Hypersensitivity Type II - IgM or IgG bind to fixed antigen on enemy cell, leading to lysis (by complement) or by phagocytosis - Cyt-2-toxic. Antibody and Complement lead to membrane attack complex (MAC)
Delayed (T-Cell mediated) type hypersensitivity
Hypersensitivity Type IV - sensitized T lymphocytes encounter antigen and then release lymphokines (leads to macrophage activation). 4th and last = delayed. Cell-mediated, so not transferable by serum. 4T's = T lymphocytes, Transplant rejections, TB skin tests, Touching (contact dermatitis)
Mnemonic for Hypersensitivity Reactions
ACID = Anaphylactic and Atopic (Type I), Cytotoxic - antibody-mediated (Type II), Immune complex (Type III), and Delayed - cell mediated (Type IV)
An immune complex disease in which antibodies to the foreign protein are produced
Serum Sickness - Type III hypersensitivity. Takes 5 days. Immune complexes form and are deposited in membranes, where they fix complement (leads to tissue damage). More common than Arthus reaction
Antigen-antibody complexes activate complement, which attracts neutrophils; neutrophils release lysosomal enzymes
Immune complex - Type III hypersensitivity
A local subacute antibody-mediated hypersensitivity reaction.

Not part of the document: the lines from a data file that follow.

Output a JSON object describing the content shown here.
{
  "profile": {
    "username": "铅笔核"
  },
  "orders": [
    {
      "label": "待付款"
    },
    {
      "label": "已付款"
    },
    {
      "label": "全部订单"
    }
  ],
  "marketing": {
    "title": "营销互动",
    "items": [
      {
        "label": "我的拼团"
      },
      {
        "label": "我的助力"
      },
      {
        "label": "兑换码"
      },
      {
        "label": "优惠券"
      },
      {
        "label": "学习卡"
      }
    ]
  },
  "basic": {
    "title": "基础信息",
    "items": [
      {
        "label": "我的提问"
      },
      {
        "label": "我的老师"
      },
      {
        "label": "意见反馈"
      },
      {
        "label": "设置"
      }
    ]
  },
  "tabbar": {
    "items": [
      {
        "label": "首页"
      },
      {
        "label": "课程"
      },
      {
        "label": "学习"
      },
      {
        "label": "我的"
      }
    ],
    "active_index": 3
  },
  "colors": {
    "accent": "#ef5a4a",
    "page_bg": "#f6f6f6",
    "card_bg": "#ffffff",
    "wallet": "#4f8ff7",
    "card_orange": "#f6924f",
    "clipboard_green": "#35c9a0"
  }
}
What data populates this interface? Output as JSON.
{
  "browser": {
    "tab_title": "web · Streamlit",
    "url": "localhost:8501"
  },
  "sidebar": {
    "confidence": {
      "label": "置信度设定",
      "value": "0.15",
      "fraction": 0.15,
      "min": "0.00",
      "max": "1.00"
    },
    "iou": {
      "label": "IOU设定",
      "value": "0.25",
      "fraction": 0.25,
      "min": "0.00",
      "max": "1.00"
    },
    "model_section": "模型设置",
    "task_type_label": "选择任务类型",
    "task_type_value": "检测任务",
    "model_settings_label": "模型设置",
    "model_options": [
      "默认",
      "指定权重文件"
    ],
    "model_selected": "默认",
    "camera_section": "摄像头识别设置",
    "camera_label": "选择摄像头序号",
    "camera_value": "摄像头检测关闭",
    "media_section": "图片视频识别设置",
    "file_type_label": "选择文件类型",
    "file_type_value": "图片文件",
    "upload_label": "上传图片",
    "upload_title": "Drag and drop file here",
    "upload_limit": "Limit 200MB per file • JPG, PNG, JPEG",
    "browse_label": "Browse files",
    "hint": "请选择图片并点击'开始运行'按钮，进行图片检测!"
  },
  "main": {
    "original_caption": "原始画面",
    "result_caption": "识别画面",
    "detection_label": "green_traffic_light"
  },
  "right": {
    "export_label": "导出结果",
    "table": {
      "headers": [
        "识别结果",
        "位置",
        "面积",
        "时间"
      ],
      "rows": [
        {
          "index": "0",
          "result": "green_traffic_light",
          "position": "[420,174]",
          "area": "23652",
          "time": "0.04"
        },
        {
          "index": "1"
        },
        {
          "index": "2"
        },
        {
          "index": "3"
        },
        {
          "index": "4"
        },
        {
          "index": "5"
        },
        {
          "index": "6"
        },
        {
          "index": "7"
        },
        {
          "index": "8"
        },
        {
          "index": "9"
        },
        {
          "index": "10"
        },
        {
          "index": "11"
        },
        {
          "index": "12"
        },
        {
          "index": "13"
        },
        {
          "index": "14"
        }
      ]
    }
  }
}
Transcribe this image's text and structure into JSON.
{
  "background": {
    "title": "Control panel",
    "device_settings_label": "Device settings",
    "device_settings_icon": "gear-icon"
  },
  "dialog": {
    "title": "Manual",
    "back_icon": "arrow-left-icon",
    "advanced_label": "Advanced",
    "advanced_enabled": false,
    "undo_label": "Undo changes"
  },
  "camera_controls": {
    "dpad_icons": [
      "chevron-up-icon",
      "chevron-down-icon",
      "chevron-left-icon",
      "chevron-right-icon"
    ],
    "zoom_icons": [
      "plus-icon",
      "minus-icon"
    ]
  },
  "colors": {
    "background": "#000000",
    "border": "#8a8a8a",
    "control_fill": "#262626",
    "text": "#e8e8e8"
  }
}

Characterized by edema, necrosis, and activation of complement
Arthus reaction = Type III hypersensitivity. Intradermal injection of antigen induces antibodies, which form antigen-antibody complexes in the skin.
Imagine 3 things stuck together: Antigen-Antibody-Complement. Most serum sickness is now caused by drugs, not serum. Characterized by fever, urticaria, arthralgia, lymphadenopathy, proteinuria 5 - 10 days after exposure to antigen. Antigen-Antibody complexes cause the Arthus reaction
Type III hypersensitivity
What occurs in a lymph node follicle?
B-cell localization and proliferation
What occurs in a lymph node Medulla?
Communicate with lymphatics, contains reticular cells and macrophages
What occurs in a lymph node Paracortex?
Houses T cells; enlarges in an immune response; not well developed in Di George
Spleen-Periarterial lymphatic sheath (red pulp)
T cell location in spleen
Spleen-Follicles (white pulp)
B-cell localization
Site of T-cell maturation?
Thymus
Site of B-cell maturation?
Bone Marrow
What is innate immunity?
Receptors that recognize pathogens encoded in the germline. Response is fast and nonspecific with no memory. (PMN, Macrosphages, NK cells, complement)
What is adaptive immunity?
Receptors that undergo recombination during lymphocyte development; has memory (T cells and B cells, Antibody)
MHC
Major histocompatibilty complex encoded by Human Leukocyte Antigen genes (HLA)
MHC I-Location
All nucleated cells, loaded in RER, mediates viral immunity
MHC II- Location
Antigen presenting cells, loaded in acidified endosome
MHC II- Types
HLA-DR, HLA-DP, HLA-DQ
B-cell function
Make antibody
T-cell function-CD4+
CD4+ T cells help B cells make antibody, and produce gamma-interferon
T-cell function-CD8+
Kill virus-infected cell
Natural killer cells-Killing mechanisms
Uses perforin and granzymes to induce apoptosis
How to activate a NK cell?
IL-12, INF-beta, INF-alpha
What is a superantigen?
Cross-links Beta-region of TCR to the MHC class II on APC
How many signals are required for T and B cell activation?
Two
T cell activation-Helper
1)Antigen on MHC II and Costimulatory (B7-CD28)
B cell activation
1) IL-4, IL-5, IL-6 2) CD40 and CD40 ligand on Th Cell
T-cell activation- Cytotoxic
1)TRC-MHC I (with antigen) 2)IL-2 from Th cell